On the Cusp

Most of them have played together since grade school. Now in their last year of high school, the varsity boys' soccer team is poised to ... No, no, we don't want to jinx anything.

They’re easy enough to find. Check the high school soccer field in the fall and the broad grassy spread of Veterans Park in the spring. Look for the quick passes and the grinding defense, the hustle and the anticipation of every move their teammates make. It’s not that they make soccer look easy, but rather they have an uncanny ability to channel their combined effort into something greater than its parts. So watch the scoreboard, too. Its numbers change slowly, as numbers do in soccer, but they are nearly always in favor of the Vineyard team. 

It started in their first travel soccer season. They were playing in the under-11 age bracket. They won their first-ever game 5-0 and never looked back. First season jitters? Nope. The team earned a league championship, then came in second place in the postseason state tournament. They were playing teams a year older than they were, because there was no tournament for U-11s.

The group that's long played together still stays together.
Randi Baird

Four years later they won it all, again playing up. And they did it again this past year, taking five games in two days without allowing a single goal. They’ve made it to the finals every year but one since they first started. The boys are now in the under-18 bracket. They’re going into their senior year of high school. This will be their last fall and their last spring of playing together.

Some faces on the roster have changed over time – some discovered other interests as they entered high school, others took their passion for soccer to another level off-Island. Some play only in the spring. But the core group has been the same since 2008: Colin Cameron, Lee Faraca, Yannick Gonsalves, Alex Gordon-Beck, Elie Jordi, Jason Lages (the lone junior on the squad), Ben Poole, Matt Stone, Gordon Moore, and Ryan Uva. Later, they were joined by Brandon Dwane, Noah Kleinhenz, Tim Roberts, and twins Arthur and Peter Ruimerman.

They’ve been together a long time, these boys of fall and spring.

Their travel soccer coaches, Esteban Aranzabe and Matt Poole, have been working together even longer. The pair first started coaching shortly after Aranzabe arrived on the Vineyard from Uruguay in 2002. He had coached soccer since he was seventeen years old; in 2010 he told the Vineyard Gazette that when he coaches a team, he likes to stay with the group from when they are very young until “the next step,” be it high school
or college.

Initially, Aranzabe and Poole worked with an older group of players, but when Poole’s younger son, Ben, started playing the coaching duo began working with Ben’s age group instead. Before high school, the boys played recreational soccer together in the fall. In the winter, they worked out at the Martha’s Vineyard Boys & Girls Club. Spring is when they truly shined: four undefeated regular seasons in a row, from 2008 to 2011.

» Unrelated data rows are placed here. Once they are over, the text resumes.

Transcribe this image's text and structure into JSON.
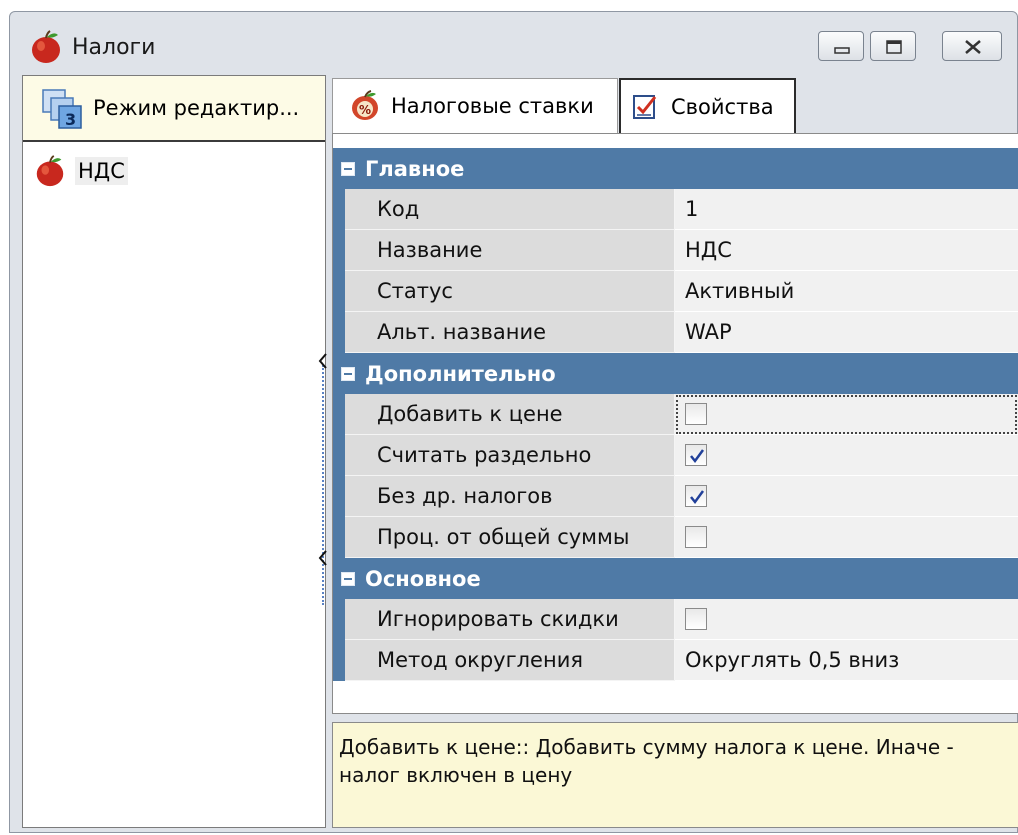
{
  "window": {
    "title": "Налоги",
    "icon": "apple-icon",
    "controls": [
      "minimize-icon",
      "maximize-icon",
      "close-icon"
    ]
  },
  "left_panel": {
    "mode_label": "Режим редактир...",
    "mode_icon": "layers-3-icon",
    "tree_items": [
      {
        "label": "НДС",
        "icon": "apple-icon"
      }
    ]
  },
  "tabs": [
    {
      "label": "Налоговые ставки",
      "icon": "percent-apple-icon",
      "active": false
    },
    {
      "label": "Свойства",
      "icon": "checklist-icon",
      "active": true
    }
  ],
  "property_grid": {
    "categories": [
      {
        "name": "Главное",
        "rows": [
          {
            "name": "Код",
            "value": "1"
          },
          {
            "name": "Название",
            "value": "НДС"
          },
          {
            "name": "Статус",
            "value": "Активный"
          },
          {
            "name": "Альт. название",
            "value": "WAP"
          }
        ]
      },
      {
        "name": "Дополнительно",
        "rows": [
          {
            "name": "Добавить к цене",
            "checked": false
          },
          {
            "name": "Считать раздельно",
            "checked": true
          },
          {
            "name": "Без др. налогов",
            "checked": true
          },
          {
            "name": "Проц. от общей суммы",
            "checked": false
          }
        ]
      },
      {
        "name": "Основное",
        "rows": [
          {
            "name": "Игнорировать скидки",
            "checked": false
          },
          {
            "name": "Метод округления",
            "value": "Округлять 0,5 вниз"
          }
        ]
      }
    ]
  },
  "description": {
    "text": "Добавить к цене:: Добавить сумму налога к цене. Иначе - налог включен в цену"
  },
  "colors": {
    "category_header": "#4f7aa6",
    "description_bg": "#fbf8d6",
    "left_header_bg": "#fdfbe6"
  }
}
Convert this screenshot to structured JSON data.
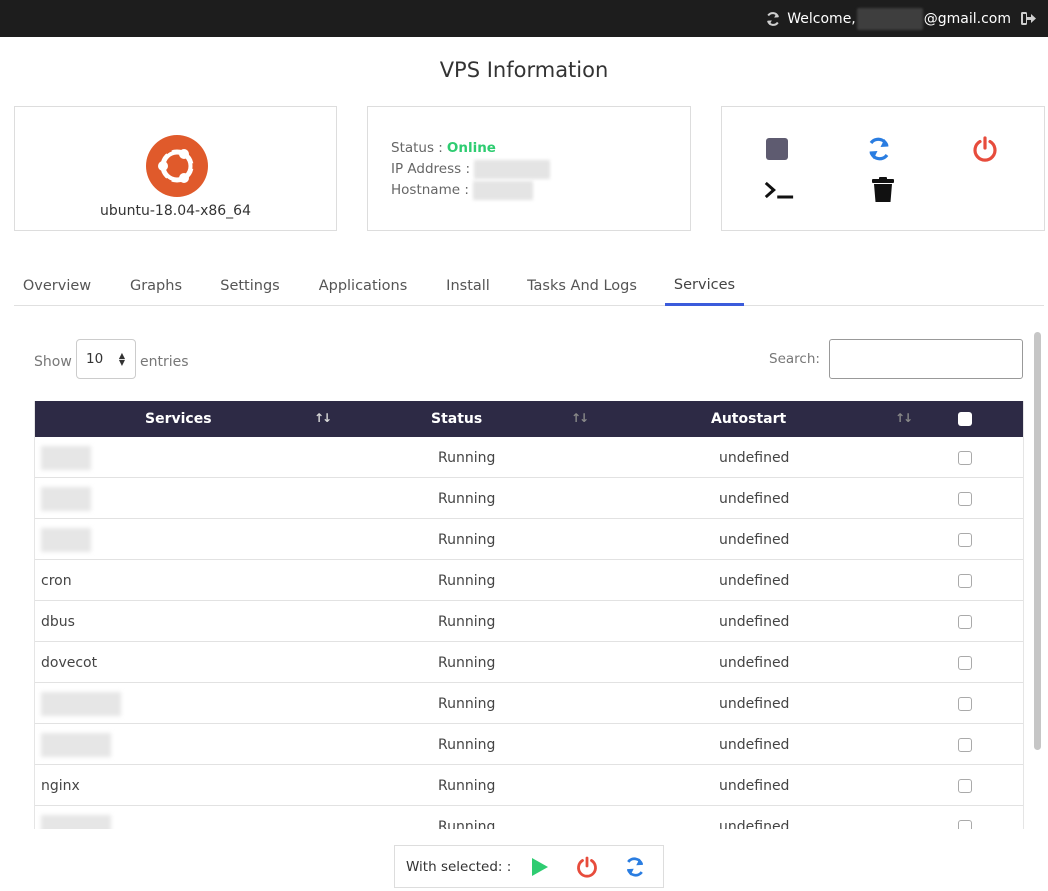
{
  "topbar": {
    "welcome_prefix": "Welcome,",
    "email_suffix": "@gmail.com",
    "refresh_icon": "refresh-icon",
    "logout_icon": "logout-icon"
  },
  "page": {
    "title": "VPS Information"
  },
  "os": {
    "name": "ubuntu-18.04-x86_64",
    "logo_color": "#e05a2b"
  },
  "info": {
    "status_label": "Status :",
    "status_value": "Online",
    "status_color": "#2ecc71",
    "ip_label": "IP Address :",
    "hostname_label": "Hostname :"
  },
  "actions": {
    "stop_icon": "stop-icon",
    "restart_icon": "restart-icon",
    "power_icon": "power-icon",
    "console_icon": "console-icon",
    "delete_icon": "trash-icon",
    "colors": {
      "stop": "#5e5b70",
      "restart": "#2a7de1",
      "power": "#e74c3c",
      "dark": "#111111"
    }
  },
  "tabs": [
    {
      "label": "Overview",
      "active": false
    },
    {
      "label": "Graphs",
      "active": false
    },
    {
      "label": "Settings",
      "active": false
    },
    {
      "label": "Applications",
      "active": false
    },
    {
      "label": "Install",
      "active": false
    },
    {
      "label": "Tasks And Logs",
      "active": false
    },
    {
      "label": "Services",
      "active": true
    }
  ],
  "table_controls": {
    "show_label": "Show",
    "page_length": "10",
    "entries_label": "entries",
    "search_label": "Search:",
    "search_value": ""
  },
  "table": {
    "headers": {
      "services": "Services",
      "status": "Status",
      "autostart": "Autostart"
    },
    "header_bg": "#2d2a45",
    "rows": [
      {
        "name": "",
        "status": "Running",
        "autostart": "undefined"
      },
      {
        "name": "",
        "status": "Running",
        "autostart": "undefined"
      },
      {
        "name": "",
        "status": "Running",
        "autostart": "undefined"
      },
      {
        "name": "cron",
        "status": "Running",
        "autostart": "undefined"
      },
      {
        "name": "dbus",
        "status": "Running",
        "autostart": "undefined"
      },
      {
        "name": "dovecot",
        "status": "Running",
        "autostart": "undefined"
      },
      {
        "name": "",
        "status": "Running",
        "autostart": "undefined"
      },
      {
        "name": "",
        "status": "Running",
        "autostart": "undefined"
      },
      {
        "name": "nginx",
        "status": "Running",
        "autostart": "undefined"
      },
      {
        "name": "",
        "status": "Running",
        "autostart": "undefined"
      }
    ]
  },
  "bulk": {
    "label": "With selected: :",
    "start_icon": "play-icon",
    "stop_icon": "power-icon",
    "restart_icon": "restart-icon",
    "colors": {
      "start": "#2ecc71",
      "stop": "#e74c3c",
      "restart": "#2a7de1"
    }
  }
}
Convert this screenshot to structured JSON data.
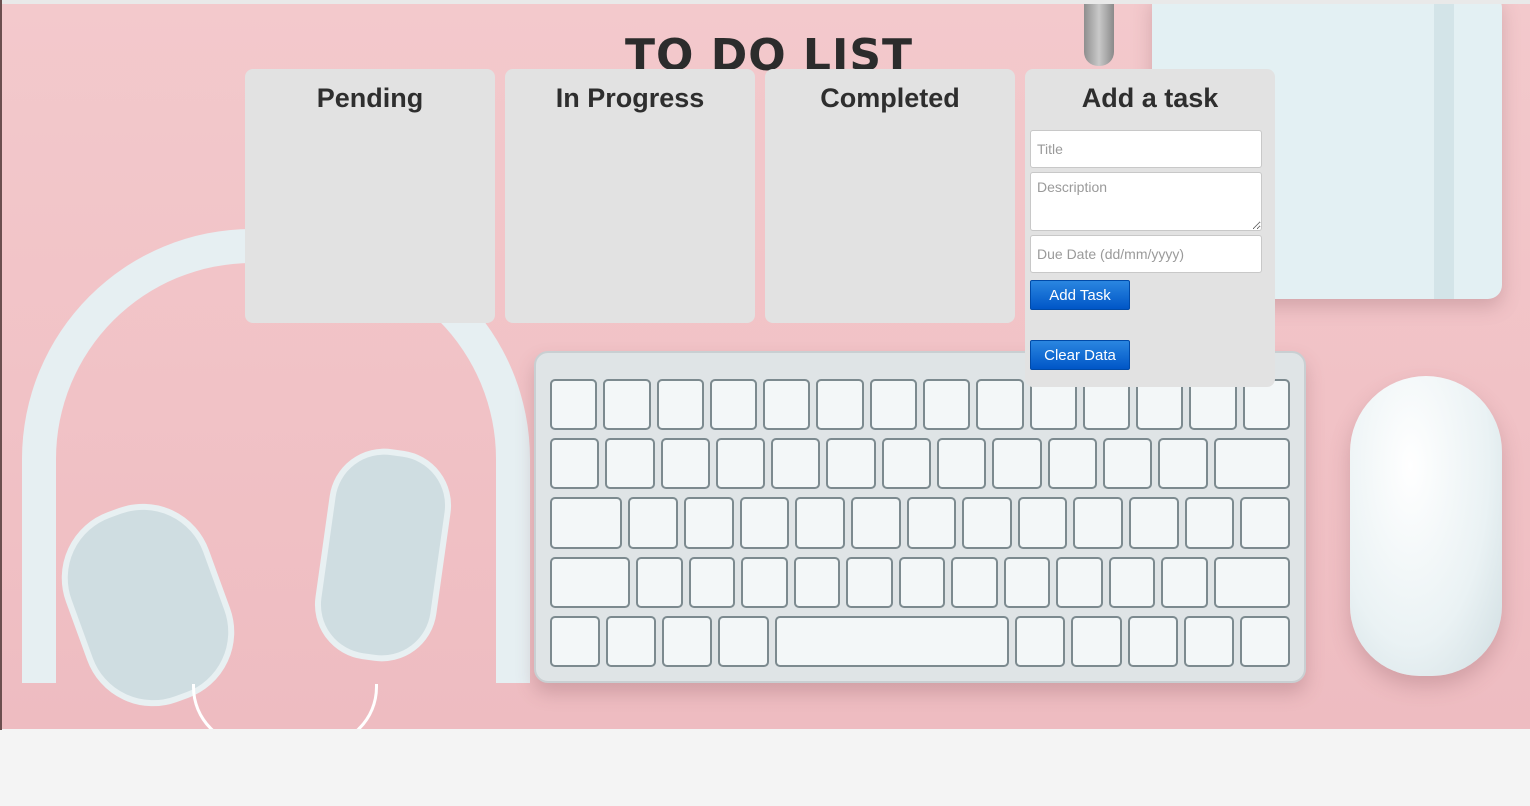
{
  "app": {
    "title": "TO DO LIST"
  },
  "boards": [
    {
      "title": "Pending"
    },
    {
      "title": "In Progress"
    },
    {
      "title": "Completed"
    }
  ],
  "add_task": {
    "heading": "Add a task",
    "title_placeholder": "Title",
    "description_placeholder": "Description",
    "due_date_placeholder": "Due Date (dd/mm/yyyy)",
    "add_button": "Add Task",
    "clear_button": "Clear Data"
  },
  "colors": {
    "background": "#f1c2c6",
    "panel": "#e2e2e2",
    "button": "#0056c7",
    "title_text": "#2c2c2c"
  }
}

When the group started high school, three made varsity as freshman, while the others were on the junior varsity team, coached by Aranzabe. Both squads posted an undefeated season.

Aranzabe coached JV until all his players had secured a spot on varsity. This year, he'll lead that team for the first time.
Randi Baird

Though the team has its powerhouses, it works not because of the stars but because of its cohesion. By last fall, the entire core group had moved up to varsity, bolstering an already solid group of seniors and one newcomer freshman. And – there is a pattern here – the team was undefeated in the regular season, falling only in sudden death overtime at the section semifinals.

So what now? How does the team anchor its already record-worthy career? Even the best sports predictions go awry, but it’s safe to say they are positioned for a couple more postseason runs. And this fall, for the first time, Aranzabe is coaching the varsity squad. It’s a fitting way for both the players and their coach to take the next step. Keep your fingers crossed and your eye on the ball.